Weighted blankets have created quite a hype lately. They are basically blankets with evenly distributed weights, and they create a sense of protection for individuals or children with anxiety, sleep disorder, and even autism spectrum disorder. Weighted blankets for autism help to relax and minimize the number of times people toss and turn, to improve their sleep quality to some extent. But to what extent? Keep reading to know!
Benefits of a Weighted Blanket for Autism
There’s no doubt that putting pressure on your body helps you immediately relax and feel better. For instance, a pressure massage makes you feel calmer than a simple rub against your skin.
Individuals with autism also tend to experience anxiety. Therefore, a weighted blanket for anxiety works to alleviate a few symptoms of autism as well. The pressure triggers the nervous system, which in return lowers the heart rate and breathing and allows an individual to sleep calmly. It may also allow your brain to release serotonin to keep you in a good mood and enjoy an undisrupted sleep.
Also, the weight of the blanket causes a sensory effect which produces a soothing effect to make the individuals with autism feel secure and protected.
Do Weighted Blankets Really Work?
According to a study, the anxiety in adults was eased by 60% when using a 30-pound weighted blanket. It allowed them to feel relaxed.
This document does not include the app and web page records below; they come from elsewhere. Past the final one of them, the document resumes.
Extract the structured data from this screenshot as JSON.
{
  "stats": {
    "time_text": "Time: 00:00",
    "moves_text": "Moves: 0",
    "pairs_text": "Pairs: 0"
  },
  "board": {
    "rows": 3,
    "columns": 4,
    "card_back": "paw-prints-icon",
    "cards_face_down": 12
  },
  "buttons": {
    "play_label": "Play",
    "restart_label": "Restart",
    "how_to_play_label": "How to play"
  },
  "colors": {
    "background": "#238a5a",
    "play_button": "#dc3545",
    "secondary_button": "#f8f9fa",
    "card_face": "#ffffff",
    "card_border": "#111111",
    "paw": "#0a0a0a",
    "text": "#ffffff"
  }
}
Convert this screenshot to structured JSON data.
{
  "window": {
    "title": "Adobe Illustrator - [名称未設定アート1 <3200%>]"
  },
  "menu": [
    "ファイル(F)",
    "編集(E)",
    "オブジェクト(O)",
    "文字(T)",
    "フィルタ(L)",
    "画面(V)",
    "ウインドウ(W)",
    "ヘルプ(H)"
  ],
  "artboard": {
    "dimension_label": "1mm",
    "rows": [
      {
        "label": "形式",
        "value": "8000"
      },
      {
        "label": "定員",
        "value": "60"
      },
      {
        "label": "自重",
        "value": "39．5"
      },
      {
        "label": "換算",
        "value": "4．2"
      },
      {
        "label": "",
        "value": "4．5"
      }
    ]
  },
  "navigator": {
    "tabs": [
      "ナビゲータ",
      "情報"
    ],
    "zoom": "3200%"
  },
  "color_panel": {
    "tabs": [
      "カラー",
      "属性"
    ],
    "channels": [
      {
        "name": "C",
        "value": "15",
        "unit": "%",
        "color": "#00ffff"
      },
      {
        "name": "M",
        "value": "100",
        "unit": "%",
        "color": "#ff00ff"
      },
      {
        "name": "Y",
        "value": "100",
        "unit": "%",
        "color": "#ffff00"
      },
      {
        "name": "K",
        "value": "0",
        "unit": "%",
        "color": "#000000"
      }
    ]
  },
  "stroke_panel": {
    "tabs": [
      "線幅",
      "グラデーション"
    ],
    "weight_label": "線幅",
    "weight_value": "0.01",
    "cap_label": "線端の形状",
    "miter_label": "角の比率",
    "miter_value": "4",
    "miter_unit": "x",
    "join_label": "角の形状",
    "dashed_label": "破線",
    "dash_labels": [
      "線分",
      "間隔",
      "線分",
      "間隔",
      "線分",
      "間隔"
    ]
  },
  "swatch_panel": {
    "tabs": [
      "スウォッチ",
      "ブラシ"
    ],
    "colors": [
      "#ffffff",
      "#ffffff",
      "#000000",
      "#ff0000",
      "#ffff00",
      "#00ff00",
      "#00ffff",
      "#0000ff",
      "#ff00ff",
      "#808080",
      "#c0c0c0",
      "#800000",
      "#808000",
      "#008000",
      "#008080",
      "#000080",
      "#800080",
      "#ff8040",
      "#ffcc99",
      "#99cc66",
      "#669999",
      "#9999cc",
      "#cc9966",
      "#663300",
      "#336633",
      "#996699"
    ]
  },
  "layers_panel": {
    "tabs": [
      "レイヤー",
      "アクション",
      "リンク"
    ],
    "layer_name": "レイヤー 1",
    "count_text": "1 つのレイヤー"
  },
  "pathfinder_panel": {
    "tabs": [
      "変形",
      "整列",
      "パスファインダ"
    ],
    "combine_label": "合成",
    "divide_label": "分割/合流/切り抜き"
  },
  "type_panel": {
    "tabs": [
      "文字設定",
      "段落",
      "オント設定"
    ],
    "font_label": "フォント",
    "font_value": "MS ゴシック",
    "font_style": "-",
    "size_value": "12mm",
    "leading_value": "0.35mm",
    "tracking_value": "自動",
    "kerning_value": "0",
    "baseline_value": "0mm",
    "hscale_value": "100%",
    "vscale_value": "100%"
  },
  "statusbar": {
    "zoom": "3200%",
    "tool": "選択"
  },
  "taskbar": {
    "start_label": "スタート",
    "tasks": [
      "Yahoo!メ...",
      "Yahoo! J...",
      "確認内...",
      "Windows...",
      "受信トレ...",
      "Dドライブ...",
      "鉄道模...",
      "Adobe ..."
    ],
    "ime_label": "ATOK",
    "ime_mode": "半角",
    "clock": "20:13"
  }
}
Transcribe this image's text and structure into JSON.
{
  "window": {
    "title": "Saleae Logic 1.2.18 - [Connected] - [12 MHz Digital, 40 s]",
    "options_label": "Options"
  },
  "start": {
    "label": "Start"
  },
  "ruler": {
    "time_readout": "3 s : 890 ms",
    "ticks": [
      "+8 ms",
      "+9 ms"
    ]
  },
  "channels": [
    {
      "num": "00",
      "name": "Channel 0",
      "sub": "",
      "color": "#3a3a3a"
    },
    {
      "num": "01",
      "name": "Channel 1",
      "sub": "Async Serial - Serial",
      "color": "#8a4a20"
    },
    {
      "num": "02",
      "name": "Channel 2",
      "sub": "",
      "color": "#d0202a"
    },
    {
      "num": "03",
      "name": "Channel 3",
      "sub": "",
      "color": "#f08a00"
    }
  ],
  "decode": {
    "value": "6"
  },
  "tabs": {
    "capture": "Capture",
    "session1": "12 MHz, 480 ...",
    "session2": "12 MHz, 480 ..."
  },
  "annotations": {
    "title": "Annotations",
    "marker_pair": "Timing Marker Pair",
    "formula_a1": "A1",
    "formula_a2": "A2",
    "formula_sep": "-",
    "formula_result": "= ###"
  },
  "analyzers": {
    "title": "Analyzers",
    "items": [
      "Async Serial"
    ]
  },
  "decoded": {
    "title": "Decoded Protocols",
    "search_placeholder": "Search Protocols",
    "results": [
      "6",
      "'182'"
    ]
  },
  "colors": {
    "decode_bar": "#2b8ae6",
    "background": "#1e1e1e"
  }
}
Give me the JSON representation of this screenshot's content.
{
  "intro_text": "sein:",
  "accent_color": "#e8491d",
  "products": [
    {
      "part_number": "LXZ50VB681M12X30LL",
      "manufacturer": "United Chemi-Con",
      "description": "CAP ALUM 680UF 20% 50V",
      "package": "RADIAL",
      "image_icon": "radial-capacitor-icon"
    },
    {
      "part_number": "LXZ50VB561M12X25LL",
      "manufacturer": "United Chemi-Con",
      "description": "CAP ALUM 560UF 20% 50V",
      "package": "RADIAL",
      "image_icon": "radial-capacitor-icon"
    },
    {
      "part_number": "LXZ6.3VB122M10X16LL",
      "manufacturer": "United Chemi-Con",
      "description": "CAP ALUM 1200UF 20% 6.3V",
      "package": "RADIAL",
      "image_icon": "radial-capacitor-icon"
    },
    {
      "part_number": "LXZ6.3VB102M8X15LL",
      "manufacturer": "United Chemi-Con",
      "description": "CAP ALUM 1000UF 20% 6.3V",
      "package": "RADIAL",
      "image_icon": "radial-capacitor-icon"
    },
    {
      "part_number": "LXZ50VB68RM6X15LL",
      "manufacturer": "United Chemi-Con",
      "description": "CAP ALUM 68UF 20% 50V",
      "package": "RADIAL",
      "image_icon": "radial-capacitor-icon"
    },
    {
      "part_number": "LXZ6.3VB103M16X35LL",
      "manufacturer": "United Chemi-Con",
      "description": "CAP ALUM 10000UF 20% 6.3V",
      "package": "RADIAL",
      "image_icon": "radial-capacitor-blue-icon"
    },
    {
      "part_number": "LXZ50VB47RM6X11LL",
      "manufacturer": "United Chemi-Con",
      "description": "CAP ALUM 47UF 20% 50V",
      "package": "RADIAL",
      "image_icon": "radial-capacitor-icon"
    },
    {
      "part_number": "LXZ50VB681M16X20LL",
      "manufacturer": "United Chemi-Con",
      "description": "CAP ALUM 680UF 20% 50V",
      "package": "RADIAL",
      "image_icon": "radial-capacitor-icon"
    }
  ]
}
Whereas in children, their sleeping time didn’t change much but the quality of their sleep increased drastically and the autistic children liked sleeping with a weighted blanket more than the ordinary ones.
In a nutshell, if your child likes to sleep with a weighted blanket as it helps them sleep better, then there’s no reason why you shouldn’t allow them to use it. Just be careful to use it correctly.
How to Use Weighted Blankets the Right Way?
If weighted blankets are not used correctly, they can pose some serious risks. It’s also essential that children under the age of two years old shouldn’t be allowed to use weighted blankets, as it may elevate the risk of suffocation.
A weighted blanket isn’t also suitable for individuals with sleep apnea, asthma, and claustrophobia as it may disrupt their peaceful sleep.
However, a weighted blanket used with sufficient care won’t pose any risks. A good initial guideline is that a blanket should weigh between 15 to 20% of the body weight. You can start with the lower weight limit and go higher gradually. For instance, if your child’s weight is 45 lbs, it’s safe to have a weighted blanket that weighs between 7 and 9 lbs. Your child’s preference is important as well. If they don’t like wearing one, don’t force them to do so.
What to Consider Before Buying a Weighted Blanket?
Although it’s all about your personal choice, you should consider the weight of the blanket as mentioned above and whether the texture is comfortable enough, as you don’t want to sweat and feel trapped during the nighttime. It’s also vital to take into account the washing instructions to assess if it’s convenient for you to launder at home.
Interesting Related Article: “Ways to Improve Your Home for Your Child with Autism“